Eleven years ago Claude Brown published an autobiographical masterpiece, Manchild in the Promised Land. It poignantly told white America what it meant to grow up in the slums of Harlem. [The Children of Ham] is Brown's second book, and it should also have a startling impact.
It is the true story of a group of young, abandoned black Americans ranging in age from fourteen to twenty-two who live in the shell of a condemned and deserted city apartment building in upper Harlem. The whole area resembles a bombed-out city and is ghostly in its abandonment…. This is part of urban America through which millions of white Americans commute. The book also concerns "the stuff that history won't even wanna talk about."
In this building and in this urban jungle live the children of Ham. Claude Brown unforgettably sketches chapters on each young person.

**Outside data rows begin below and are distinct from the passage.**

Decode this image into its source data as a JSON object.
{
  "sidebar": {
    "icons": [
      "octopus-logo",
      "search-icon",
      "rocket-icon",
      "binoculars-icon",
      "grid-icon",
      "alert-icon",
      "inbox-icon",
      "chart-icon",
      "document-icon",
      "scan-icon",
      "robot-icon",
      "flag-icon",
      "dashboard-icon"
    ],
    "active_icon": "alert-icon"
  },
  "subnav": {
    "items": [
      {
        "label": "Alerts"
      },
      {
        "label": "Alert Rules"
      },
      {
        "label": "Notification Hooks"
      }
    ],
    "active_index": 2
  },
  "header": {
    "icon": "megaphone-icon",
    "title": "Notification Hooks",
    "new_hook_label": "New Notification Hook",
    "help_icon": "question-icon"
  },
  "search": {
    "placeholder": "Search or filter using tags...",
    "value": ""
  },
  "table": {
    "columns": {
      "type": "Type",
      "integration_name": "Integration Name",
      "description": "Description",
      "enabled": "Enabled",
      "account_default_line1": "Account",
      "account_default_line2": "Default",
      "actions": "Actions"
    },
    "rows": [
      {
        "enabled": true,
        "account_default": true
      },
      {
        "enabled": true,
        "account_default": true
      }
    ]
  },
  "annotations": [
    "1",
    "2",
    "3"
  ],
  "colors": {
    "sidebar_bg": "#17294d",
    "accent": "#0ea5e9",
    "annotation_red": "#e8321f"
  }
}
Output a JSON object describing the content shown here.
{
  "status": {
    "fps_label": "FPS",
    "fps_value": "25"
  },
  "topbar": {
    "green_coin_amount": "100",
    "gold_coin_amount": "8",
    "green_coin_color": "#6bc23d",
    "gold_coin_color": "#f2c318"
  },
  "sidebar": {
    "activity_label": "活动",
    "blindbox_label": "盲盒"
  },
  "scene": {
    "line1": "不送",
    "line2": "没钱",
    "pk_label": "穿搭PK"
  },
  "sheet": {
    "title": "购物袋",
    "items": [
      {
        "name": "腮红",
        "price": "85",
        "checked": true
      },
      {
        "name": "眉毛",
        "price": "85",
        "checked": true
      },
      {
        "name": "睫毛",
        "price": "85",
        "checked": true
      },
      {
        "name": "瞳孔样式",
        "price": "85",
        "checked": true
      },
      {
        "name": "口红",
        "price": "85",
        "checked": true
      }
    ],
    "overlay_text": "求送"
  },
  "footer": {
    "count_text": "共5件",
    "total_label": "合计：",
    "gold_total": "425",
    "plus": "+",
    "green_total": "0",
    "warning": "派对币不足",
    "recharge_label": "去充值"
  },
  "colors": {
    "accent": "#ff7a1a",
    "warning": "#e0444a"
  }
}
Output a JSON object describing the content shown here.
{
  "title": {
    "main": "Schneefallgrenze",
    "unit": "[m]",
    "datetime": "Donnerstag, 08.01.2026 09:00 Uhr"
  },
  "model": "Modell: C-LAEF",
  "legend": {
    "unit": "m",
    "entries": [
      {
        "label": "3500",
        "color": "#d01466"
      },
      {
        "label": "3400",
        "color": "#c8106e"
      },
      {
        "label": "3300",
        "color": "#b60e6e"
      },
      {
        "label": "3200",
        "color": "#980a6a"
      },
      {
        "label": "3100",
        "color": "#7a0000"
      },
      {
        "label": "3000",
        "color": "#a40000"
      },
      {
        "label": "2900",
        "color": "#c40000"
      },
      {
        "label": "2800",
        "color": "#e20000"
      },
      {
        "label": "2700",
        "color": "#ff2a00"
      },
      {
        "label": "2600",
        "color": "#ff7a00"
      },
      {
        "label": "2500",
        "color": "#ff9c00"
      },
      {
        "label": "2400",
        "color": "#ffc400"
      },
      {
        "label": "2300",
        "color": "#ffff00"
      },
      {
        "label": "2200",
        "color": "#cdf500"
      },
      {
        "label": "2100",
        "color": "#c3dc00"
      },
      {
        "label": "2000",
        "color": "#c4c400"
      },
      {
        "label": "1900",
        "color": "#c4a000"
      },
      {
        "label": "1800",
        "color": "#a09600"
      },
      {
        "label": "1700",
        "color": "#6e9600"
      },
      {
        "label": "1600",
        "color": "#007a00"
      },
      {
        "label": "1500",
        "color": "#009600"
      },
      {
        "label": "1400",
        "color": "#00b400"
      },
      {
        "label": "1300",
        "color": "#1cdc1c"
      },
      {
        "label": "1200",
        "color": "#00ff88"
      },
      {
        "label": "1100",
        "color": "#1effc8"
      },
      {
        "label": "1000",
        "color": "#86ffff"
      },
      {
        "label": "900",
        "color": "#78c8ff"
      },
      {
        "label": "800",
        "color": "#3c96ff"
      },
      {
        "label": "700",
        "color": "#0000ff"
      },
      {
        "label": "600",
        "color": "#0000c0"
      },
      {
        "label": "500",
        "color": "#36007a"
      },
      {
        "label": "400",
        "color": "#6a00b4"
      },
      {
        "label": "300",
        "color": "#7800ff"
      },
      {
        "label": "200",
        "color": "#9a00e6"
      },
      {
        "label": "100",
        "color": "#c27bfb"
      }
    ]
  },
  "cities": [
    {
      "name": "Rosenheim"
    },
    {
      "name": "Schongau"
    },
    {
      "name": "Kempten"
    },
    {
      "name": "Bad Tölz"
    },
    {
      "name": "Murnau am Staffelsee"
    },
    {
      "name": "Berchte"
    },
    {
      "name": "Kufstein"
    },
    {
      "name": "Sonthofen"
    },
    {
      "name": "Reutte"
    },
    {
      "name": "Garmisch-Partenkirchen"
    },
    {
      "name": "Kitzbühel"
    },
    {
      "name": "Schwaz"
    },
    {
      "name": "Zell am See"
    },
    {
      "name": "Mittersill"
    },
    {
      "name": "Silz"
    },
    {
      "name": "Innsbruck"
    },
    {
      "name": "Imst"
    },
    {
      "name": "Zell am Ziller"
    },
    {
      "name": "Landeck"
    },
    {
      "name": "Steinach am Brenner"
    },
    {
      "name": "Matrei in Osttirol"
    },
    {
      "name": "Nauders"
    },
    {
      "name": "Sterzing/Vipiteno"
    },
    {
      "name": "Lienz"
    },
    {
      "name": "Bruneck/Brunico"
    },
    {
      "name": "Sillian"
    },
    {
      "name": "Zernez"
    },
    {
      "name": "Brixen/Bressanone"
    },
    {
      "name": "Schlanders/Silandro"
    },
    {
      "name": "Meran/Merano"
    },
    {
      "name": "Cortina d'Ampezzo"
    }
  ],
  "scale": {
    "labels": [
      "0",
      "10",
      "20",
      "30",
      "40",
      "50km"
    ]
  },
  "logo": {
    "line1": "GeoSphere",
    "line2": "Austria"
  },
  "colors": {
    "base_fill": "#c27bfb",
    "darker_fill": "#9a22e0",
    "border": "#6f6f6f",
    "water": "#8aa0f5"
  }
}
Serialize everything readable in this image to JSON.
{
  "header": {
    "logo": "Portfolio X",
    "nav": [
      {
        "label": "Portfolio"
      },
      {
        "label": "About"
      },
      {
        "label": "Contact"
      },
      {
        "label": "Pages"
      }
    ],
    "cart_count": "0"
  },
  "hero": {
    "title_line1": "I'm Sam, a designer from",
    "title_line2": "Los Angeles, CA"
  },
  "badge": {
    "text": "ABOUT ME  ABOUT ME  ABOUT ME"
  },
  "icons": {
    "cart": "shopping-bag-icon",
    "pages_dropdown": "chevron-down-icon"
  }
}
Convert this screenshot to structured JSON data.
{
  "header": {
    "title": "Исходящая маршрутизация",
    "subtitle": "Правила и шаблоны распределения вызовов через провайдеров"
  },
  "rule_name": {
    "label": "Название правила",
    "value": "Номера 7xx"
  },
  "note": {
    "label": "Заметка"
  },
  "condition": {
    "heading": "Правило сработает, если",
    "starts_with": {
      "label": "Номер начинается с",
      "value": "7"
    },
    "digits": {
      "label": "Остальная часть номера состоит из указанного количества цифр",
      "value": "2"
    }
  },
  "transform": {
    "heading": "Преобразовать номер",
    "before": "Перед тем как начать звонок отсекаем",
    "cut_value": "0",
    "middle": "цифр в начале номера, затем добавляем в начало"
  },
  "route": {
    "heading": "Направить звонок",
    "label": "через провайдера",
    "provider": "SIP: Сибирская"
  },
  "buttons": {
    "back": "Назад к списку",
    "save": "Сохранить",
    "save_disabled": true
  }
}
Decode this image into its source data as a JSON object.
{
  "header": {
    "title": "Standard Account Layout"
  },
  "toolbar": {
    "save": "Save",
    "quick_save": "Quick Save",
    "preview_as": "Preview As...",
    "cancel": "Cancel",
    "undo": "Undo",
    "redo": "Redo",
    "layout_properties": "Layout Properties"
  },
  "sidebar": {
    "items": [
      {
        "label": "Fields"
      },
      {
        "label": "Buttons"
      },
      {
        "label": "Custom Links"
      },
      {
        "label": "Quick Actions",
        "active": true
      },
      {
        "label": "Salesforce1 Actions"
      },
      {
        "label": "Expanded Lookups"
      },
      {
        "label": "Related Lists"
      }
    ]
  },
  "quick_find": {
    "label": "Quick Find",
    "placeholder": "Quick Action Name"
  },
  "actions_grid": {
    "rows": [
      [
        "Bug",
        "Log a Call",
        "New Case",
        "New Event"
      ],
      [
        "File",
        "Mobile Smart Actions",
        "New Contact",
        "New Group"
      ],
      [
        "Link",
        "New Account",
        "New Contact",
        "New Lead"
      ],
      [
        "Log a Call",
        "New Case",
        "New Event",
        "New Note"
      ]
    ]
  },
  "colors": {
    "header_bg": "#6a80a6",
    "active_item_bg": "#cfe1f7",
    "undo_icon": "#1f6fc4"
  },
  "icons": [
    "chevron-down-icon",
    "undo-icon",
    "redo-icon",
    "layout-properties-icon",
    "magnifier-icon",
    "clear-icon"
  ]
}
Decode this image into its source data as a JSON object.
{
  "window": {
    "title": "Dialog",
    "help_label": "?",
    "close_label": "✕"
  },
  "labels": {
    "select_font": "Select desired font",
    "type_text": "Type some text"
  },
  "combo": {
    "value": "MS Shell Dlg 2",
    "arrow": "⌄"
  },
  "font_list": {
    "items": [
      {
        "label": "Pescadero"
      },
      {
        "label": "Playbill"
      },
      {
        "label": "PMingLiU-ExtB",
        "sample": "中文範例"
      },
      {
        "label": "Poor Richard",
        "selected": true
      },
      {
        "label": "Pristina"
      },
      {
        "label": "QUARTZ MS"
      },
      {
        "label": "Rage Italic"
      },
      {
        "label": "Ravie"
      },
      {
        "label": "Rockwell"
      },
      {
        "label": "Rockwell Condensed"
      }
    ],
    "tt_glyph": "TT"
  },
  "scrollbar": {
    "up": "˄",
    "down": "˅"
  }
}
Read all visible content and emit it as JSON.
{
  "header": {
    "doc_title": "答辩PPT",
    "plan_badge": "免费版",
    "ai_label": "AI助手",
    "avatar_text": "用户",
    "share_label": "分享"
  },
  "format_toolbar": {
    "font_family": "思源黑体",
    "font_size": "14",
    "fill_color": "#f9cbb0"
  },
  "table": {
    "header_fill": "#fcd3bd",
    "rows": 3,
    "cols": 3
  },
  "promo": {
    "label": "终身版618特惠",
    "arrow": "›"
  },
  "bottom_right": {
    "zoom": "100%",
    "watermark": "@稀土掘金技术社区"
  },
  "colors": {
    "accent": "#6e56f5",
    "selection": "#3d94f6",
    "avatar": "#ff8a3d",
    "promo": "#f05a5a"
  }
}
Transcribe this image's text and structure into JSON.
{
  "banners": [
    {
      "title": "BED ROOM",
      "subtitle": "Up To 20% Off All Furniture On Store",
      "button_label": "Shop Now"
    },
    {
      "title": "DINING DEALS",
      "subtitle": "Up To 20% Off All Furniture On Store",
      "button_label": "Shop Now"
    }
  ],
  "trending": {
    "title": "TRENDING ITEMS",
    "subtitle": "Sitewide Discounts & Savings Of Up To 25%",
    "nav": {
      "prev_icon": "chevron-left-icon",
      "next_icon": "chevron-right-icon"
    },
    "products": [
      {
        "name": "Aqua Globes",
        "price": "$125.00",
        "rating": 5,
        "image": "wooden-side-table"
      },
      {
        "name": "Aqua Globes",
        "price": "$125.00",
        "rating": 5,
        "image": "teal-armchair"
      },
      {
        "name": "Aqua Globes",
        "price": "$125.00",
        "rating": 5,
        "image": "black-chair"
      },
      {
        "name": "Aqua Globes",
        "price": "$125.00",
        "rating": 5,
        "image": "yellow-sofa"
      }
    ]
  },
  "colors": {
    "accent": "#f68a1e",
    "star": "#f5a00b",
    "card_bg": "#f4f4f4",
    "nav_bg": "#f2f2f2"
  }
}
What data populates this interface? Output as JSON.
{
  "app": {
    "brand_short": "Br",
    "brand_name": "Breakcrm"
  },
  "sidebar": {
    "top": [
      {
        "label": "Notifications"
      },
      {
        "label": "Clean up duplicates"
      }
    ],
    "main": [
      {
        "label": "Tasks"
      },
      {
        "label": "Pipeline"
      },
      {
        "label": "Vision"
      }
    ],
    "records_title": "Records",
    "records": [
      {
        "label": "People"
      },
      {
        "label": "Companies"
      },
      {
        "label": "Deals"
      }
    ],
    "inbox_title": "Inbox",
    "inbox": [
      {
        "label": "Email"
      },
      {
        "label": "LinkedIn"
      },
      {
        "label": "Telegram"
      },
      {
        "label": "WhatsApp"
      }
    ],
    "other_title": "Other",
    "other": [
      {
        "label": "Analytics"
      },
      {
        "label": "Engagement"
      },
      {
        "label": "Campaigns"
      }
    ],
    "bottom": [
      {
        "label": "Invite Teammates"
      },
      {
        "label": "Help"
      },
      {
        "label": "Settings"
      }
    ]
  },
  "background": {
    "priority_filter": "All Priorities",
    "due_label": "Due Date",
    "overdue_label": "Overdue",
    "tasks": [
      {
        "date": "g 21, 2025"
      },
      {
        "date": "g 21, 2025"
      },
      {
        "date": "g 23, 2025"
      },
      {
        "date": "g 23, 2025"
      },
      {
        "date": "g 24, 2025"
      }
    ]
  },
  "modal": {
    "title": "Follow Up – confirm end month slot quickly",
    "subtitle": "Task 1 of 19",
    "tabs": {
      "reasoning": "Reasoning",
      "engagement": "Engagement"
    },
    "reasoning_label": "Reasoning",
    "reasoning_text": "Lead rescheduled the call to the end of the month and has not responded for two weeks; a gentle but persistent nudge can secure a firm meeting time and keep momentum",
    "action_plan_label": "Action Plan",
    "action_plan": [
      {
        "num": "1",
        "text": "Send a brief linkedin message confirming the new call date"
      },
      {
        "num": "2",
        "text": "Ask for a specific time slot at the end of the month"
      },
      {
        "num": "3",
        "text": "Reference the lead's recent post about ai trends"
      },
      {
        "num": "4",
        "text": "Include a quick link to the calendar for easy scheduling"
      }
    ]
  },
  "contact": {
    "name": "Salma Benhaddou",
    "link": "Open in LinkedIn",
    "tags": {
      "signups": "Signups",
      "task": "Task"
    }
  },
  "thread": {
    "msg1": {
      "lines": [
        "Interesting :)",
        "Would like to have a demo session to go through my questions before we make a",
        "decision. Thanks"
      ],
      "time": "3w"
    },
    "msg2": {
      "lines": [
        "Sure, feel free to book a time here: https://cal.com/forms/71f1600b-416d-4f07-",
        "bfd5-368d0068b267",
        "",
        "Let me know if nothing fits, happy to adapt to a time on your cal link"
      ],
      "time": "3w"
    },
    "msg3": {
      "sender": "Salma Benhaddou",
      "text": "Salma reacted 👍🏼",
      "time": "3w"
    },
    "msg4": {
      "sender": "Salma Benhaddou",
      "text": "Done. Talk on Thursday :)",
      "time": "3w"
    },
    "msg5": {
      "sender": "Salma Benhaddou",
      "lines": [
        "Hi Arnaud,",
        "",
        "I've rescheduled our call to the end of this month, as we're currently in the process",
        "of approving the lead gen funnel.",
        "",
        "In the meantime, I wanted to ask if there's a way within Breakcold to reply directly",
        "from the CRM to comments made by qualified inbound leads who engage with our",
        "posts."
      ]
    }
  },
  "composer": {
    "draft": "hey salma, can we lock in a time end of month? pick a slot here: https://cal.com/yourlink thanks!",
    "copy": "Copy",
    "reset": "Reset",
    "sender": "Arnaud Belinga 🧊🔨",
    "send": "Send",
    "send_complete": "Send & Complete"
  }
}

He clearly records the personalities, the hopes and dreams of such characters as Salt-Nobody, Big Brother Hebro, Mumps Shaft, Snooky, Jill, Dee Dee, and other "Hamites." A family, a tribe of the human race is described—including a "mother," Jill, a former prostitute, graduate of reform school and jail, and at eighteen a stable influence on the family.
The most amazing thing, to me, were the strengths of the family. The children protect each other. Most of them have resisted or overcome the heroin epidemic in the area. They loathe the "heroin worshippers" that nod away their lives on the street corners. The children support each other's dreams of future education, of being a sports hero, of being a farmer, and of running a clothing store. They survive in a most hostile world.
Brown as a writer has once again magnificently portrayed the poetry of human existence. The reader laughs, weeps, and lives with the children of Ham. Highly recommended.
Chris Smith, in a review of "The Children of Ham," in Best Sellers, Vol. 36, No. 6, September, 1976, p. 207.